Extracted records
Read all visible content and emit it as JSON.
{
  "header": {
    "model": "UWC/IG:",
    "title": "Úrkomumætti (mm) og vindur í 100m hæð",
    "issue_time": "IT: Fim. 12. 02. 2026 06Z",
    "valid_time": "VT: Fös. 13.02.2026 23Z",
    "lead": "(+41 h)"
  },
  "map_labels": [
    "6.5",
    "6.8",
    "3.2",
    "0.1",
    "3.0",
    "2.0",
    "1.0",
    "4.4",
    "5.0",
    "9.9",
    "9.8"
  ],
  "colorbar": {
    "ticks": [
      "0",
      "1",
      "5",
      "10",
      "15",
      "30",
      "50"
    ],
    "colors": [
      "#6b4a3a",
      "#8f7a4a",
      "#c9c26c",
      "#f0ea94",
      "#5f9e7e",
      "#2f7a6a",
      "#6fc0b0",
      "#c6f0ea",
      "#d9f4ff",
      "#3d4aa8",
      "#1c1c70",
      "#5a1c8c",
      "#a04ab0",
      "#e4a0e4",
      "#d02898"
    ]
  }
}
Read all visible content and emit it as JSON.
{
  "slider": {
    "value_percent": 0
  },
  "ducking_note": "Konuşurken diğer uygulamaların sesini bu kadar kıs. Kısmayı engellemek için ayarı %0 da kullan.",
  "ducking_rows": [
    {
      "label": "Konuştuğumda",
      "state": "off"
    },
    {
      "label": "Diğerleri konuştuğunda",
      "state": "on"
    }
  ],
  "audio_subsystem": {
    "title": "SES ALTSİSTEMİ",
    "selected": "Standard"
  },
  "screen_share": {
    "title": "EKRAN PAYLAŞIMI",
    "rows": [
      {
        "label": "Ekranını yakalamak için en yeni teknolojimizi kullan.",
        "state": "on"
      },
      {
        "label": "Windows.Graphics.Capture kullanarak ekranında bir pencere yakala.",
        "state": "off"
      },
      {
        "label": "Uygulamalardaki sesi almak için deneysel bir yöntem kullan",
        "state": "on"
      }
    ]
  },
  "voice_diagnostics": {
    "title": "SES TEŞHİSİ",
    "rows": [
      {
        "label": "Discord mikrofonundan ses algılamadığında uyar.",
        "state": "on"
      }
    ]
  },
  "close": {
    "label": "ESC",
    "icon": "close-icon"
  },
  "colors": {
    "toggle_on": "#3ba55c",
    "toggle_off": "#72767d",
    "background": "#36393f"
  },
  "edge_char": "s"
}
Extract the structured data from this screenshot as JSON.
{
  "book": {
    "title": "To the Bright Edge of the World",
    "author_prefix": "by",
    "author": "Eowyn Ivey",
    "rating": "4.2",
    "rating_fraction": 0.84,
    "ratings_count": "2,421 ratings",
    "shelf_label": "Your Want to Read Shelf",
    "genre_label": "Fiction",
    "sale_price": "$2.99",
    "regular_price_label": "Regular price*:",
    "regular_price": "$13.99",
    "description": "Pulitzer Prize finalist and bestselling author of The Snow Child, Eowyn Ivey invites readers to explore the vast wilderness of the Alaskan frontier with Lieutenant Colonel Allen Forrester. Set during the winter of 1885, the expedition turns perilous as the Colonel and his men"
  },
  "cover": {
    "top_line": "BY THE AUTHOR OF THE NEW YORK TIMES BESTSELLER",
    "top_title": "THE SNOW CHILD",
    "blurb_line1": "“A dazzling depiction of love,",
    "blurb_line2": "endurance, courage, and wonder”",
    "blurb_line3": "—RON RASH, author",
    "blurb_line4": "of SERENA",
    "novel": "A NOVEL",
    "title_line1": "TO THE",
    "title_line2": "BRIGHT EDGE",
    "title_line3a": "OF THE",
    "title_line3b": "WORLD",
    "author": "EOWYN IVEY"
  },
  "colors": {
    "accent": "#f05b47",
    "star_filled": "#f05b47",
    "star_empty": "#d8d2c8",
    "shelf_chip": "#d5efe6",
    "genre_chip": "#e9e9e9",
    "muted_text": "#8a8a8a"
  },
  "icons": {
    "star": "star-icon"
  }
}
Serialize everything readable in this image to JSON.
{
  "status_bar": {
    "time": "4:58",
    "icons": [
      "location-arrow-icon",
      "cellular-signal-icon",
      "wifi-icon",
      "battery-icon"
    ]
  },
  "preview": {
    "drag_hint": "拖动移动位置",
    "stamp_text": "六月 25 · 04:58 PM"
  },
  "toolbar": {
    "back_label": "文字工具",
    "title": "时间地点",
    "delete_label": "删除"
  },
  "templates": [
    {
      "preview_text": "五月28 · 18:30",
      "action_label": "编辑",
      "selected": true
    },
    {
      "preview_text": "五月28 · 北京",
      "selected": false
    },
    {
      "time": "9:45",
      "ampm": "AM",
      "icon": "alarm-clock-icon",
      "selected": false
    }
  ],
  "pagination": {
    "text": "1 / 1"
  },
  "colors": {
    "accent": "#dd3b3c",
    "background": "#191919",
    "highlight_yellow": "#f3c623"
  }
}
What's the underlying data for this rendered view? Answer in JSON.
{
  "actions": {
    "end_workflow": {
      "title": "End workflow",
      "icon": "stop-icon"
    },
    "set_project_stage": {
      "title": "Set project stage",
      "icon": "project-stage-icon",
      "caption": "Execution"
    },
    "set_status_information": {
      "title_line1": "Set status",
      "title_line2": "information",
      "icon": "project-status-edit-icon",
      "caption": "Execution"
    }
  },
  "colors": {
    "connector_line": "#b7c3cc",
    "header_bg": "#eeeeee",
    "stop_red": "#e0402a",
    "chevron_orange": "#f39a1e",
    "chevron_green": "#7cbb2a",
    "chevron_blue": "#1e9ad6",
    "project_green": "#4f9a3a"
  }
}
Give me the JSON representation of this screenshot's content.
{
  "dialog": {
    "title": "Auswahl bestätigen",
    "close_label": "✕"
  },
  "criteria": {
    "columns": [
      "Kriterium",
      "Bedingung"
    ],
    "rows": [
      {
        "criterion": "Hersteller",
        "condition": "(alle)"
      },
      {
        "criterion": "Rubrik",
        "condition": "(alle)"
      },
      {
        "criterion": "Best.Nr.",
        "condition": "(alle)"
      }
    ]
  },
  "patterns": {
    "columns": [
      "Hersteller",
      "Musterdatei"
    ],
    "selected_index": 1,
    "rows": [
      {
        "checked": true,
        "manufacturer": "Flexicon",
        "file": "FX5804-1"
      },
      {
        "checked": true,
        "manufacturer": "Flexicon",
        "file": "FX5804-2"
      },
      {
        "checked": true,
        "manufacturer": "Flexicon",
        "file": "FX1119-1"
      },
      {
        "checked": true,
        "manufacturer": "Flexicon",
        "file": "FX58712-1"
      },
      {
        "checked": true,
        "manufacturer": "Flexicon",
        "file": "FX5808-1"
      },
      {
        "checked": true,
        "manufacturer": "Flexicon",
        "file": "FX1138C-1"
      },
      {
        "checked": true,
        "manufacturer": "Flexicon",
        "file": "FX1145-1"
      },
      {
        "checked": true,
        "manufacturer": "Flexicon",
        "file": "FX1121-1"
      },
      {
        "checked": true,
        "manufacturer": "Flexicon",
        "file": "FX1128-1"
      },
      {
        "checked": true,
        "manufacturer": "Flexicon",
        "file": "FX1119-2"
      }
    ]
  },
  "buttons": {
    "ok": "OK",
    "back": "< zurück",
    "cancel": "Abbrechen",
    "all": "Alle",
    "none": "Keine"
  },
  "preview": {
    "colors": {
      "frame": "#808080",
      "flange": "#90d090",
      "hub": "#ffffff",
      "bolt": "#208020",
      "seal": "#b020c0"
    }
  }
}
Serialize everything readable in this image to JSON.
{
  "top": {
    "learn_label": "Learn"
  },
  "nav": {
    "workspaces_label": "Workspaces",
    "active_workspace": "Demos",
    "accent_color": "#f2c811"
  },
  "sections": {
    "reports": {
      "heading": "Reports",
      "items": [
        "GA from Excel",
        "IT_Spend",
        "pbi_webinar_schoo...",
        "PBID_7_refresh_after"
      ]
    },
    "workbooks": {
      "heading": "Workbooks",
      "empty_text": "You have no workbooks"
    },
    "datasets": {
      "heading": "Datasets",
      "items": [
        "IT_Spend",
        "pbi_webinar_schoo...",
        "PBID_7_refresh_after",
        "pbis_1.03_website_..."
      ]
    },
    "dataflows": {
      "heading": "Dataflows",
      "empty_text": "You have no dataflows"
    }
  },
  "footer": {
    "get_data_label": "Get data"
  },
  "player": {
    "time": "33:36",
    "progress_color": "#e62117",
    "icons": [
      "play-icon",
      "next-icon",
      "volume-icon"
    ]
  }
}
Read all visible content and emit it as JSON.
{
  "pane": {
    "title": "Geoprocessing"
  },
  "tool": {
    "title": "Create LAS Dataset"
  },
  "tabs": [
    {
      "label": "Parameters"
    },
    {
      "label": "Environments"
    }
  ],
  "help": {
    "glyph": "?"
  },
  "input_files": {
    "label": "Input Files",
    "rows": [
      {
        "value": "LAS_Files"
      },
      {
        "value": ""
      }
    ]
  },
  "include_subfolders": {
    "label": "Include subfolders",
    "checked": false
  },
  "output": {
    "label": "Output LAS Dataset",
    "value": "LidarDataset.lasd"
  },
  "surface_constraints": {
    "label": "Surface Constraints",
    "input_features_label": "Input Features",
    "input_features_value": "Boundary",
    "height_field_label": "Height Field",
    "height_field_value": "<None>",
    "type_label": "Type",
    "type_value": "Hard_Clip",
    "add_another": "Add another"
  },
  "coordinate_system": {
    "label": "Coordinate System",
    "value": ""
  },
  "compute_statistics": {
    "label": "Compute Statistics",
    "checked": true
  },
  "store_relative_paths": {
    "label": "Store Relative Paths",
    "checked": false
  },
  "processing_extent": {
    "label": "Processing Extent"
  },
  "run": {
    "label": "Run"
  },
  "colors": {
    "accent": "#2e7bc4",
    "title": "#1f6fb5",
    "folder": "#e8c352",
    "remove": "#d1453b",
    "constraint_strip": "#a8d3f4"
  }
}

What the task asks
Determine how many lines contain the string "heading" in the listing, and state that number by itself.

Solution for this task
4